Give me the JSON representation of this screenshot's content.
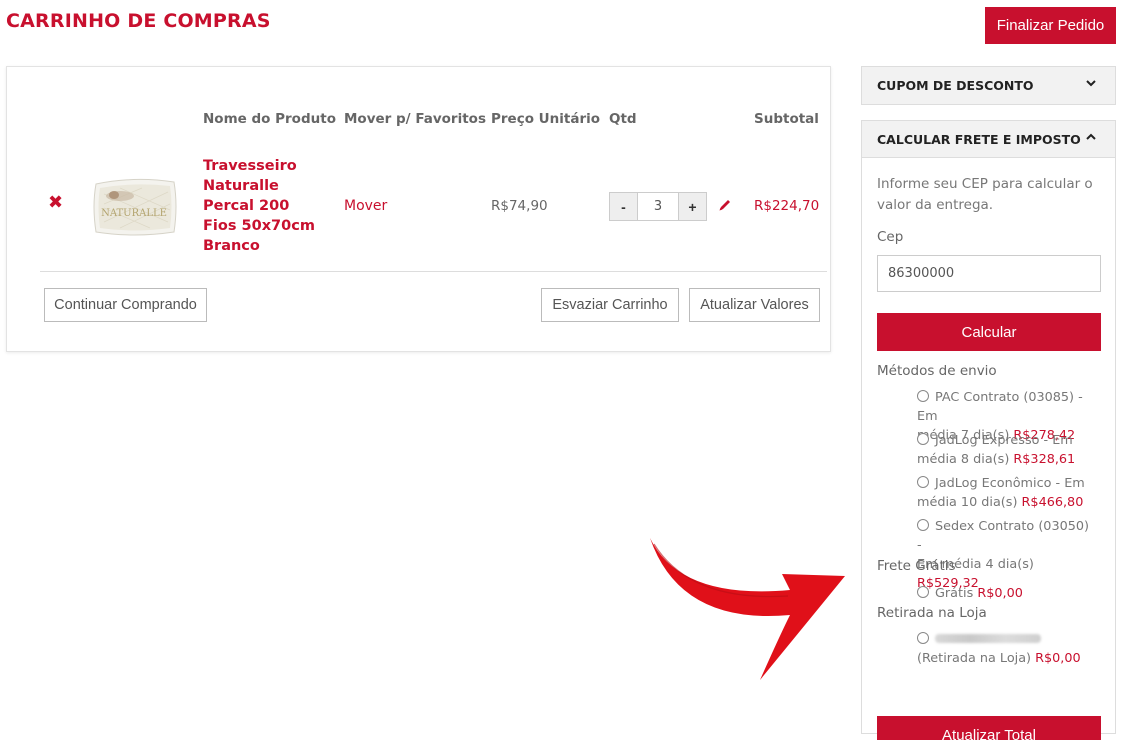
{
  "header": {
    "title": "CARRINHO DE COMPRAS",
    "finalize_label": "Finalizar Pedido"
  },
  "cart": {
    "columns": {
      "name": "Nome do Produto",
      "move": "Mover p/ Favoritos",
      "unit_price": "Preço Unitário",
      "qty": "Qtd",
      "subtotal": "Subtotal"
    },
    "item": {
      "name": "Travesseiro Naturalle Percal 200 Fios 50x70cm Branco",
      "thumb_text": "NATURALLE",
      "move_label": "Mover",
      "unit_price": "R$74,90",
      "qty": "3",
      "minus": "-",
      "plus": "+",
      "subtotal": "R$224,70"
    },
    "continue_label": "Continuar Comprando",
    "empty_label": "Esvaziar Carrinho",
    "update_label": "Atualizar Valores"
  },
  "coupon": {
    "title": "CUPOM DE DESCONTO"
  },
  "shipping": {
    "title": "CALCULAR FRETE E IMPOSTO",
    "info": "Informe seu CEP para calcular o valor da entrega.",
    "cep_label": "Cep",
    "cep_value": "86300000",
    "calc_label": "Calcular",
    "methods_label": "Métodos de envio",
    "methods": [
      {
        "line1": "PAC Contrato (03085) - Em",
        "line2": "média 7 dia(s)",
        "price": "R$278,42"
      },
      {
        "line1": "JadLog Expresso - Em",
        "line2": "média 8 dia(s)",
        "price": "R$328,61"
      },
      {
        "line1": "JadLog Econômico - Em",
        "line2": "média 10 dia(s)",
        "price": "R$466,80"
      },
      {
        "line1": "Sedex Contrato (03050) -",
        "line2": "Em média 4 dia(s)",
        "price": "R$529,32"
      }
    ],
    "free_label": "Frete Grátis",
    "free_option": {
      "name": "Grátis",
      "price": "R$0,00"
    },
    "pickup_label": "Retirada na Loja",
    "pickup_option": {
      "line2": "(Retirada na Loja)",
      "price": "R$0,00"
    },
    "update_total_label": "Atualizar Total"
  },
  "colors": {
    "accent": "#c8102e"
  }
}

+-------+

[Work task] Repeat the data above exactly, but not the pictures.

[Exercise output]
Give me the JSON representation of this screenshot's content.
{
  "header": {
    "title": "CARRINHO DE COMPRAS",
    "finalize_label": "Finalizar Pedido"
  },
  "cart": {
    "columns": {
      "name": "Nome do Produto",
      "move": "Mover p/ Favoritos",
      "unit_price": "Preço Unitário",
      "qty": "Qtd",
      "subtotal": "Subtotal"
    },
    "item": {
      "name": "Travesseiro Naturalle Percal 200 Fios 50x70cm Branco",
      "thumb_text": "NATURALLE",
      "move_label": "Mover",
      "unit_price": "R$74,90",
      "qty": "3",
      "minus": "-",
      "plus": "+",
      "subtotal": "R$224,70"
    },
    "continue_label": "Continuar Comprando",
    "empty_label": "Esvaziar Carrinho",
    "update_label": "Atualizar Valores"
  },
  "coupon": {
    "title": "CUPOM DE DESCONTO"
  },
  "shipping": {
    "title": "CALCULAR FRETE E IMPOSTO",
    "info": "Informe seu CEP para calcular o valor da entrega.",
    "cep_label": "Cep",
    "cep_value": "86300000",
    "calc_label": "Calcular",
    "methods_label": "Métodos de envio",
    "methods": [
      {
        "line1": "PAC Contrato (03085) - Em",
        "line2": "média 7 dia(s)",
        "price": "R$278,42"
      },
      {
        "line1": "JadLog Expresso - Em",
        "line2": "média 8 dia(s)",
        "price": "R$328,61"
      },
      {
        "line1": "JadLog Econômico - Em",
        "line2": "média 10 dia(s)",
        "price": "R$466,80"
      },
      {
        "line1": "Sedex Contrato (03050) -",
        "line2": "Em média 4 dia(s)",
        "price": "R$529,32"
      }
    ],
    "free_label": "Frete Grátis",
    "free_option": {
      "name": "Grátis",
      "price": "R$0,00"
    },
    "pickup_label": "Retirada na Loja",
    "pickup_option": {
      "line2": "(Retirada na Loja)",
      "price": "R$0,00"
    },
    "update_total_label": "Atualizar Total"
  },
  "colors": {
    "accent": "#c8102e"
  }
}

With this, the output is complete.